Eighteen seconds after the goal, freshman forward Katherine Stone was yellow-carded and sent out of the game for five minutes for illegally playing a ball that had been whistled in Princeton’s favor. It was the second time in the game that a Cornell player was carded and sent off for five minutes. But unlike the automatic penalty that Bannon had received for playing a ball over her head with her stick in the first half, this call was controversial as it was on a play that is not considered to be very rare or egregious.
Hornibrook called the penalty “debatable” and a bit “harsh,” while Botte flatly said that it was “not a good call.” Botte questioned the officiating in general throughout the game, pointing to a goal by Princeton in the first half that was called back because the ball was apparently deflected off a player’s shin guard.
With Cornell down a player, Princeton scored a pair of goals — one approximately two minutes after Stone was sent off and another about 30 seconds after that. The Tigers added another goal less than a minute after Stone was eligible to return, taking a commanding lead, 4-1.
“I feel like we lost our focus a little bit after they got the two goals. It was a huge momentum shift … and we weren’t able to get [our focus] back,” Hornibrook said.
According to Botte, the squad became a different team after going down by two goals. The Red proceeded to surrender two more goals later in the half — both to Princeton’s Amanda Bird — in the 55th and 69th minutes.
Hornibrook was disappointed that the second yellow card prevented her squad from seeing how the Tigers would react to the pressure after the Red tied the score; however, she acknowledged that “there was a defensive breakdown that cost us the game for sure.”
The Red was especially shaky on penalty corners giving up four goals to Princeton on those opportunities. Much of this had to do with seemingly minute details such as clearing the ball, marking and even the handling of the stick in the circle. In fact, one of Princeton’s goals resulted from a deflection off a Cornell stick not angled properly. Hornibrook stressed that the team must learn to not only recognize the parts of its game that need improvement, but to actually make the appropriate adjustments in order to progress.
Up next the Red travels to Hanover, N.H. to take on Dartmouth (9-7, 4-2) on Sunday at noon for the season finale. Dartmouth boasts a powerful offense, scoring more goals this season than any other Ivy League team with the exception of Yale; however, the Green’s scoring in conference matchups is considerably lower.
The team is led by senior midfielder Kelly Hood, who has scored twice as many goals (14) as sophomore forward Hannah Balleza, the Red’s leading scorer this season. Hood recently became the Green’s all-time career leader in both goals scored and points.
“I’m excited because [Dartmouth] beat Princeton, so this is going to be a really tough game,” Botte said, reflecting on the Red’s efforts against Princeton.

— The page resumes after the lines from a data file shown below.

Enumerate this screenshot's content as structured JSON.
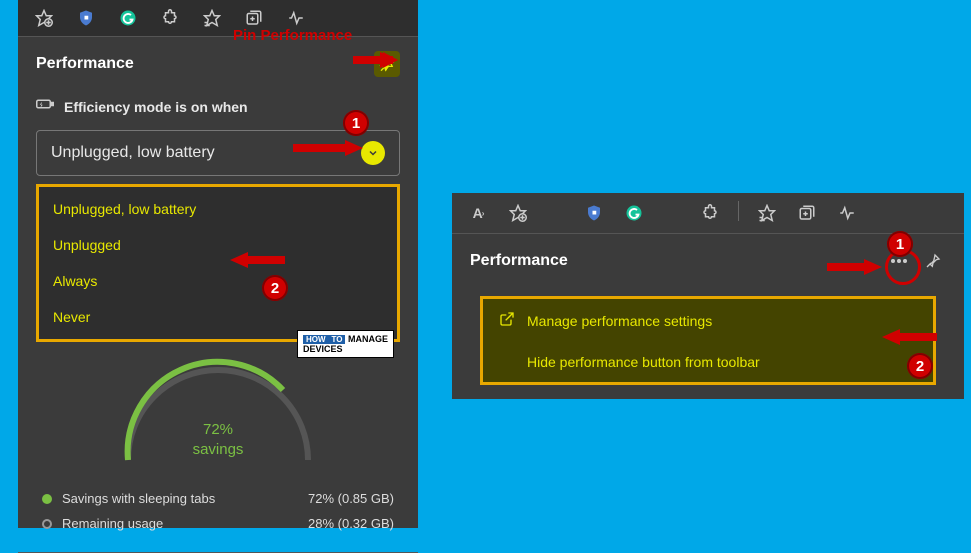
{
  "left": {
    "title": "Performance",
    "annotation_pin": "Pin Performance",
    "efficiency_label": "Efficiency mode is on when",
    "dropdown_selected": "Unplugged, low battery",
    "dropdown_options": [
      "Unplugged, low battery",
      "Unplugged",
      "Always",
      "Never"
    ],
    "gauge": {
      "percent": "72%",
      "label": "savings"
    },
    "stats": [
      {
        "label": "Savings with sleeping tabs",
        "value": "72% (0.85 GB)"
      },
      {
        "label": "Remaining usage",
        "value": "28% (0.32 GB)"
      }
    ]
  },
  "right": {
    "title": "Performance",
    "menu": [
      "Manage performance settings",
      "Hide performance button from toolbar"
    ]
  },
  "markers": {
    "one": "1",
    "two": "2"
  },
  "watermark": {
    "how": "HOW",
    "to": "TO",
    "manage": "MANAGE",
    "devices": "DEVICES"
  }
}
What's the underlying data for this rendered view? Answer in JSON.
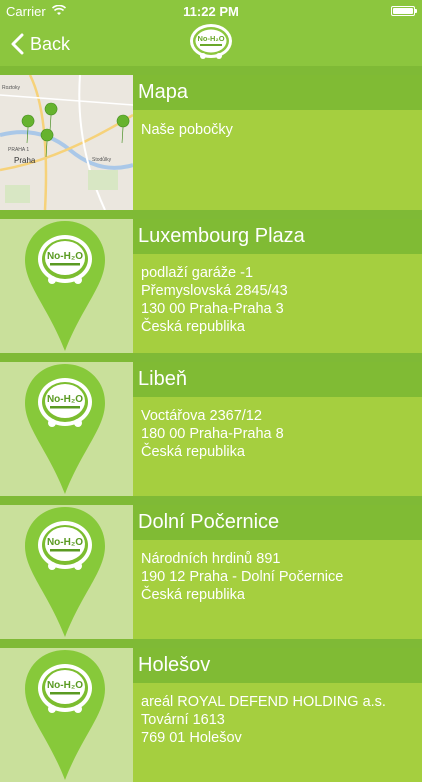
{
  "status": {
    "carrier": "Carrier",
    "time": "11:22 PM"
  },
  "nav": {
    "back_label": "Back",
    "logo_text": "No-H₂O"
  },
  "colors": {
    "bar": "#8cc63e",
    "row": "#a5cf3f",
    "title": "#80bb34",
    "thumb": "#c9e09b",
    "pin": "#87c93a"
  },
  "map_row": {
    "title": "Mapa",
    "subtitle": "Naše pobočky",
    "map_labels": {
      "city": "Praha",
      "district": "PRAHA 1",
      "top": "Roztoky",
      "right": "Stodůlky"
    }
  },
  "branches": [
    {
      "name": "Luxembourg Plaza",
      "lines": [
        "podlaží garáže -1",
        "Přemyslovská 2845/43",
        "130 00 Praha-Praha 3",
        "Česká republika"
      ]
    },
    {
      "name": "Libeň",
      "lines": [
        "Voctářova 2367/12",
        "180 00 Praha-Praha 8",
        "Česká republika"
      ]
    },
    {
      "name": "Dolní Počernice",
      "lines": [
        "Národních hrdinů 891",
        "190 12 Praha - Dolní Počernice",
        "Česká republika"
      ]
    },
    {
      "name": "Holešov",
      "lines": [
        "areál ROYAL DEFEND HOLDING a.s.",
        "Tovární 1613",
        "769 01 Holešov"
      ]
    }
  ]
}
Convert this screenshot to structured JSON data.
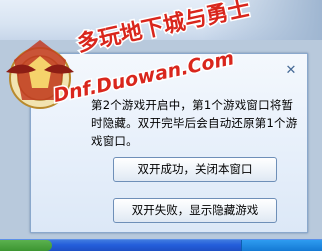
{
  "dialog": {
    "message": "第2个游戏开启中，第1个游戏窗口将暂时隐藏。双开完毕后会自动还原第1个游戏窗口。",
    "close_label": "✕",
    "ok_button": "双开成功，关闭本窗口",
    "fail_button": "双开失败，显示隐藏游戏"
  },
  "watermark": {
    "title": "多玩地下城与勇士",
    "url": "Dnf.Duowan.Com"
  },
  "colors": {
    "watermark_red": "#d9261c",
    "dialog_border": "#8aa8cc",
    "taskbar_blue": "#245edb"
  }
}
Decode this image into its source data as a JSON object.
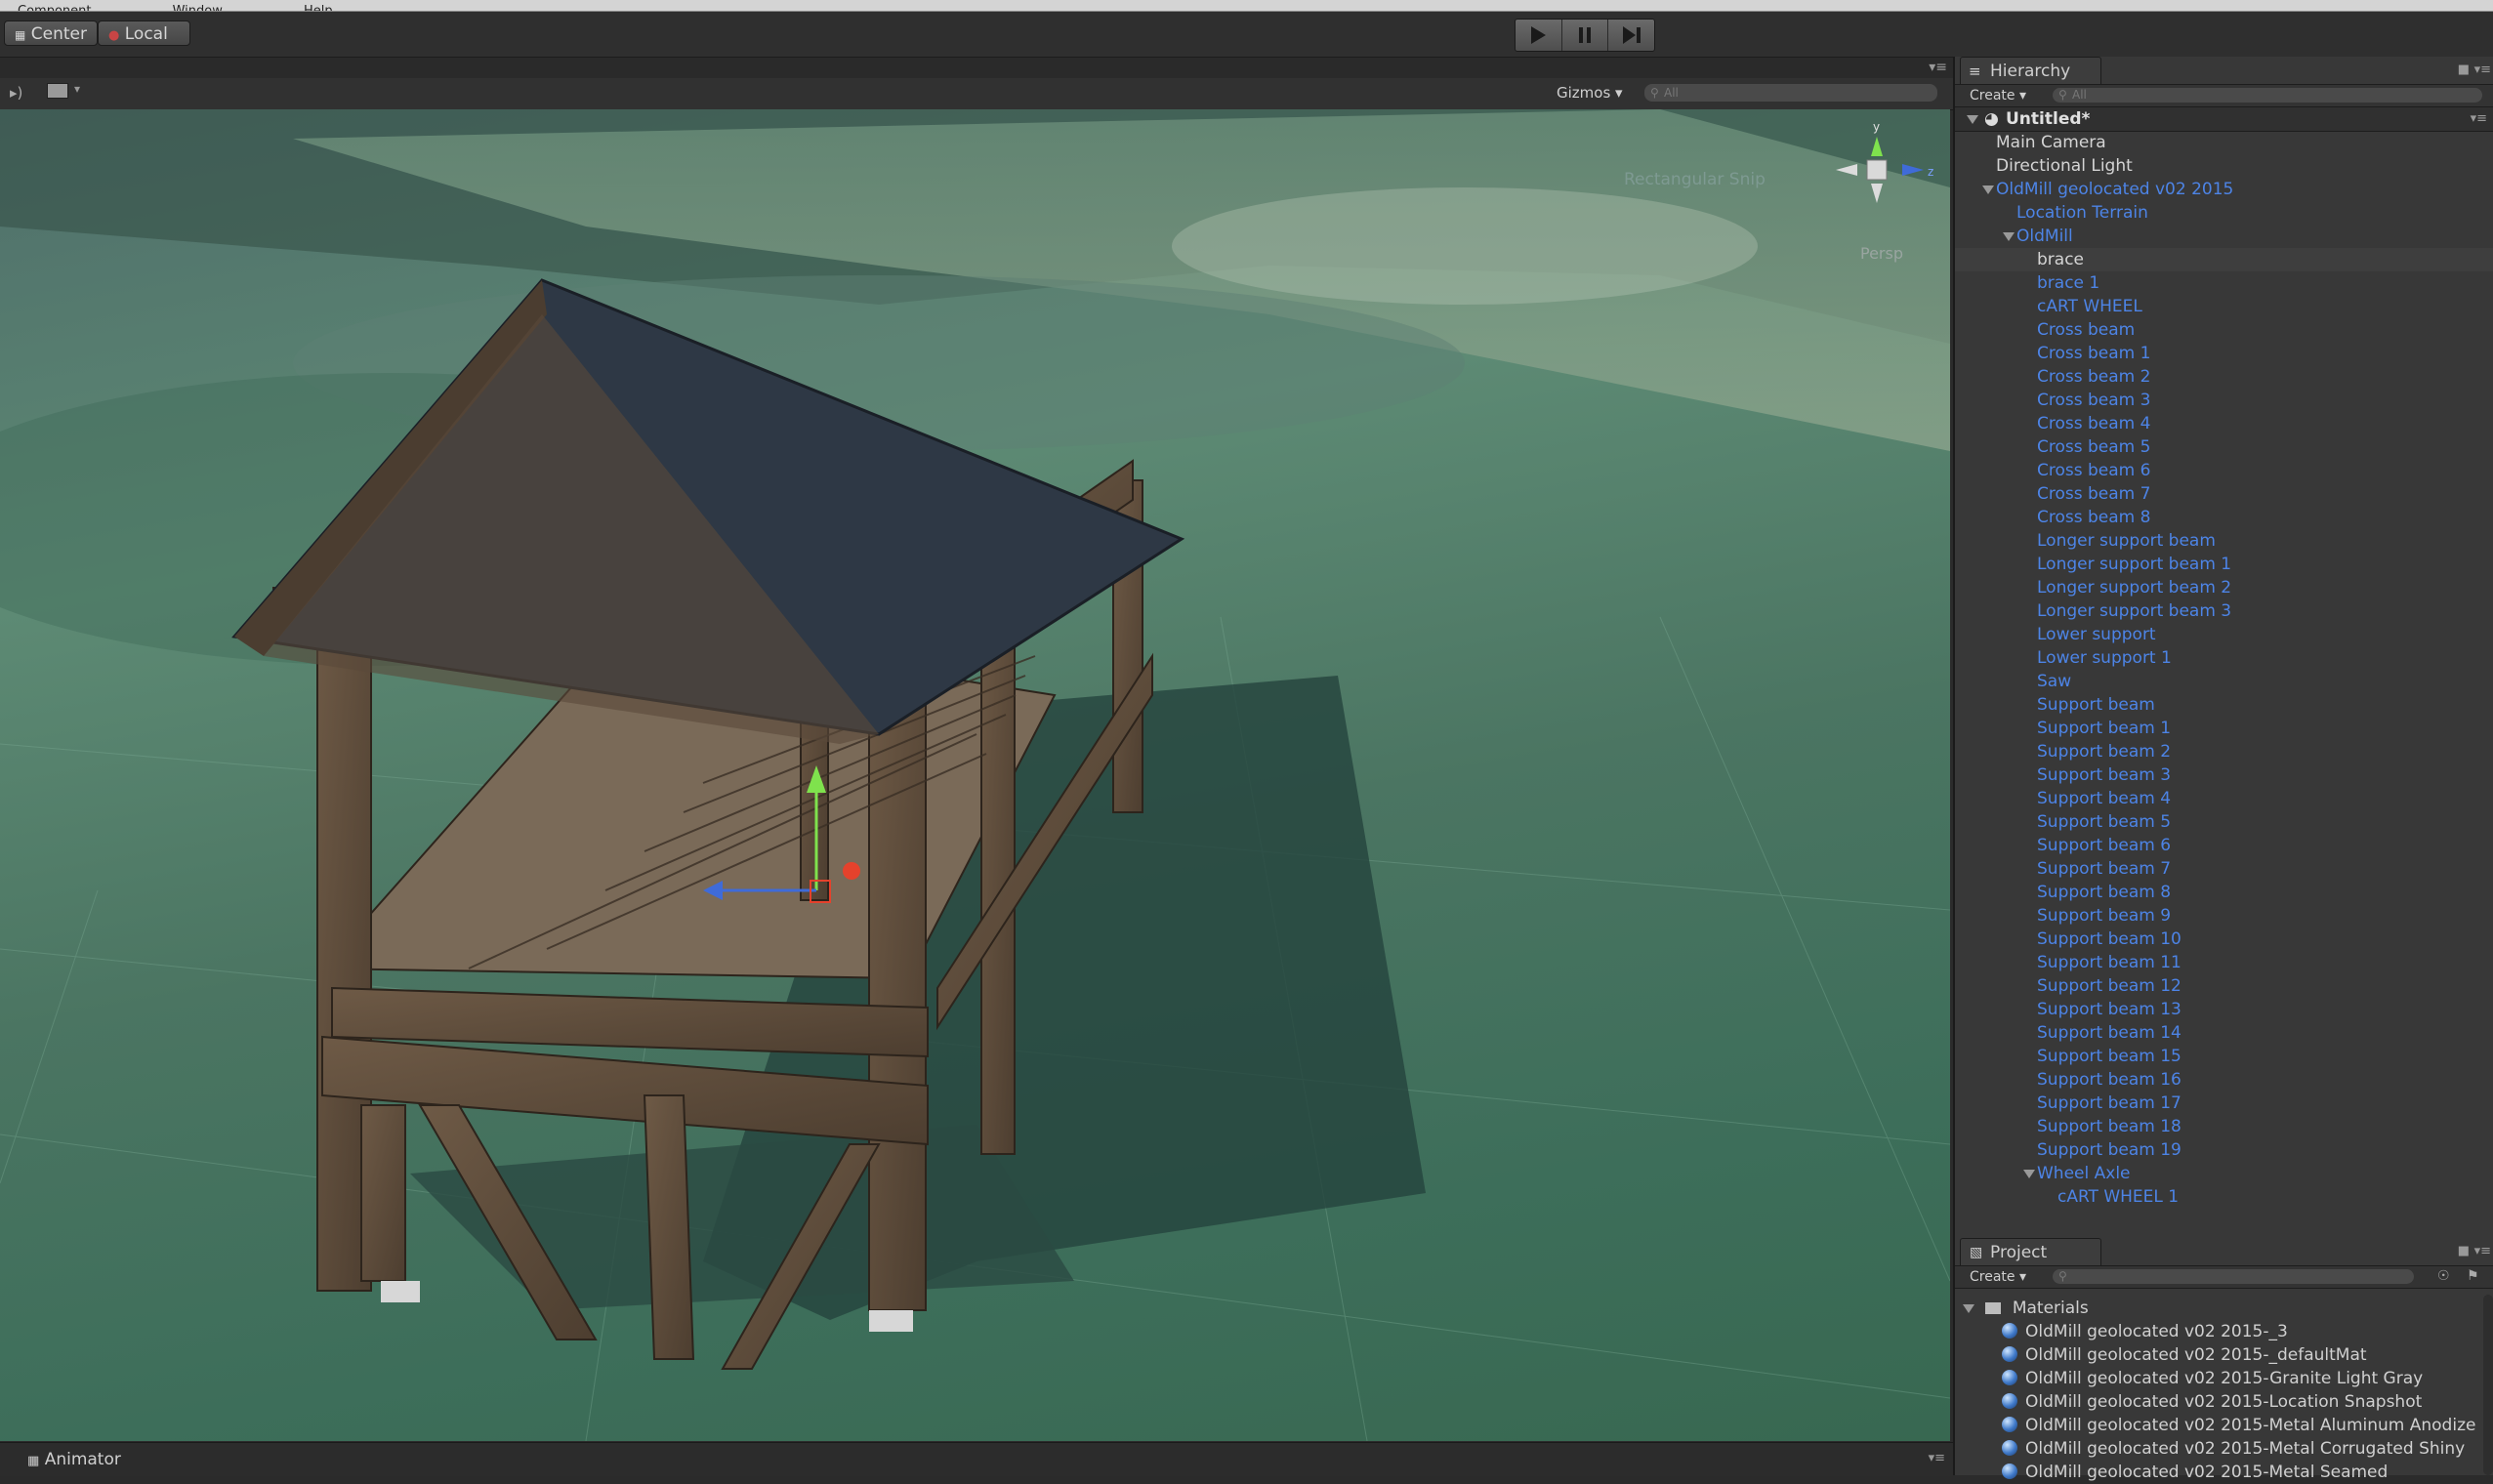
{
  "menu": {
    "items": [
      "Component",
      "Window",
      "Help"
    ]
  },
  "toolbar": {
    "pivot_label": "Center",
    "space_label": "Local",
    "play_icon": "play-icon",
    "pause_icon": "pause-icon",
    "step_icon": "step-icon"
  },
  "scene": {
    "gizmos_label": "Gizmos",
    "search_placeholder": "All",
    "overlay_text": "Rectangular Snip",
    "persp_label": "Persp",
    "axis_labels": {
      "y": "y",
      "z": "z"
    }
  },
  "animator": {
    "tab_label": "Animator"
  },
  "hierarchy": {
    "tab_label": "Hierarchy",
    "create_label": "Create",
    "search_placeholder": "All",
    "scene_name": "Untitled*",
    "items": [
      {
        "label": "Main Camera",
        "indent": 0,
        "color": "white"
      },
      {
        "label": "Directional Light",
        "indent": 0,
        "color": "white"
      },
      {
        "label": "OldMill geolocated v02 2015",
        "indent": 0,
        "color": "blue",
        "expanded": true
      },
      {
        "label": "Location Terrain",
        "indent": 1,
        "color": "blue"
      },
      {
        "label": "OldMill",
        "indent": 1,
        "color": "blue",
        "expanded": true
      },
      {
        "label": "brace",
        "indent": 2,
        "color": "white",
        "selected": true
      },
      {
        "label": "brace 1",
        "indent": 2,
        "color": "blue"
      },
      {
        "label": "cART WHEEL",
        "indent": 2,
        "color": "blue"
      },
      {
        "label": "Cross beam",
        "indent": 2,
        "color": "blue"
      },
      {
        "label": "Cross beam 1",
        "indent": 2,
        "color": "blue"
      },
      {
        "label": "Cross beam 2",
        "indent": 2,
        "color": "blue"
      },
      {
        "label": "Cross beam 3",
        "indent": 2,
        "color": "blue"
      },
      {
        "label": "Cross beam 4",
        "indent": 2,
        "color": "blue"
      },
      {
        "label": "Cross beam 5",
        "indent": 2,
        "color": "blue"
      },
      {
        "label": "Cross beam 6",
        "indent": 2,
        "color": "blue"
      },
      {
        "label": "Cross beam 7",
        "indent": 2,
        "color": "blue"
      },
      {
        "label": "Cross beam 8",
        "indent": 2,
        "color": "blue"
      },
      {
        "label": "Longer support beam",
        "indent": 2,
        "color": "blue"
      },
      {
        "label": "Longer support beam 1",
        "indent": 2,
        "color": "blue"
      },
      {
        "label": "Longer support beam 2",
        "indent": 2,
        "color": "blue"
      },
      {
        "label": "Longer support beam 3",
        "indent": 2,
        "color": "blue"
      },
      {
        "label": "Lower support",
        "indent": 2,
        "color": "blue"
      },
      {
        "label": "Lower support 1",
        "indent": 2,
        "color": "blue"
      },
      {
        "label": "Saw",
        "indent": 2,
        "color": "blue"
      },
      {
        "label": "Support beam",
        "indent": 2,
        "color": "blue"
      },
      {
        "label": "Support beam 1",
        "indent": 2,
        "color": "blue"
      },
      {
        "label": "Support beam 2",
        "indent": 2,
        "color": "blue"
      },
      {
        "label": "Support beam 3",
        "indent": 2,
        "color": "blue"
      },
      {
        "label": "Support beam 4",
        "indent": 2,
        "color": "blue"
      },
      {
        "label": "Support beam 5",
        "indent": 2,
        "color": "blue"
      },
      {
        "label": "Support beam 6",
        "indent": 2,
        "color": "blue"
      },
      {
        "label": "Support beam 7",
        "indent": 2,
        "color": "blue"
      },
      {
        "label": "Support beam 8",
        "indent": 2,
        "color": "blue"
      },
      {
        "label": "Support beam 9",
        "indent": 2,
        "color": "blue"
      },
      {
        "label": "Support beam 10",
        "indent": 2,
        "color": "blue"
      },
      {
        "label": "Support beam 11",
        "indent": 2,
        "color": "blue"
      },
      {
        "label": "Support beam 12",
        "indent": 2,
        "color": "blue"
      },
      {
        "label": "Support beam 13",
        "indent": 2,
        "color": "blue"
      },
      {
        "label": "Support beam 14",
        "indent": 2,
        "color": "blue"
      },
      {
        "label": "Support beam 15",
        "indent": 2,
        "color": "blue"
      },
      {
        "label": "Support beam 16",
        "indent": 2,
        "color": "blue"
      },
      {
        "label": "Support beam 17",
        "indent": 2,
        "color": "blue"
      },
      {
        "label": "Support beam 18",
        "indent": 2,
        "color": "blue"
      },
      {
        "label": "Support beam 19",
        "indent": 2,
        "color": "blue"
      },
      {
        "label": "Wheel Axle",
        "indent": 2,
        "color": "blue",
        "expanded": true
      },
      {
        "label": "cART WHEEL 1",
        "indent": 3,
        "color": "blue"
      }
    ]
  },
  "project": {
    "tab_label": "Project",
    "create_label": "Create",
    "folder_label": "Materials",
    "materials": [
      "OldMill geolocated v02 2015-_3",
      "OldMill geolocated v02 2015-_defaultMat",
      "OldMill geolocated v02 2015-Granite Light Gray",
      "OldMill geolocated v02 2015-Location Snapshot",
      "OldMill geolocated v02 2015-Metal Aluminum Anodize",
      "OldMill geolocated v02 2015-Metal Corrugated Shiny",
      "OldMill geolocated v02 2015-Metal Seamed"
    ]
  },
  "colors": {
    "link_blue": "#4d84e6",
    "panel_bg": "#383838",
    "selected_row": "#3e3e3e"
  }
}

Botte and senior forward and co-captain Olivia Boyd have not lost to the Green during their time at Cornell, so the goalkeeper hopes to keep that record intact on Sunday.
Original Author: Brian Bencomo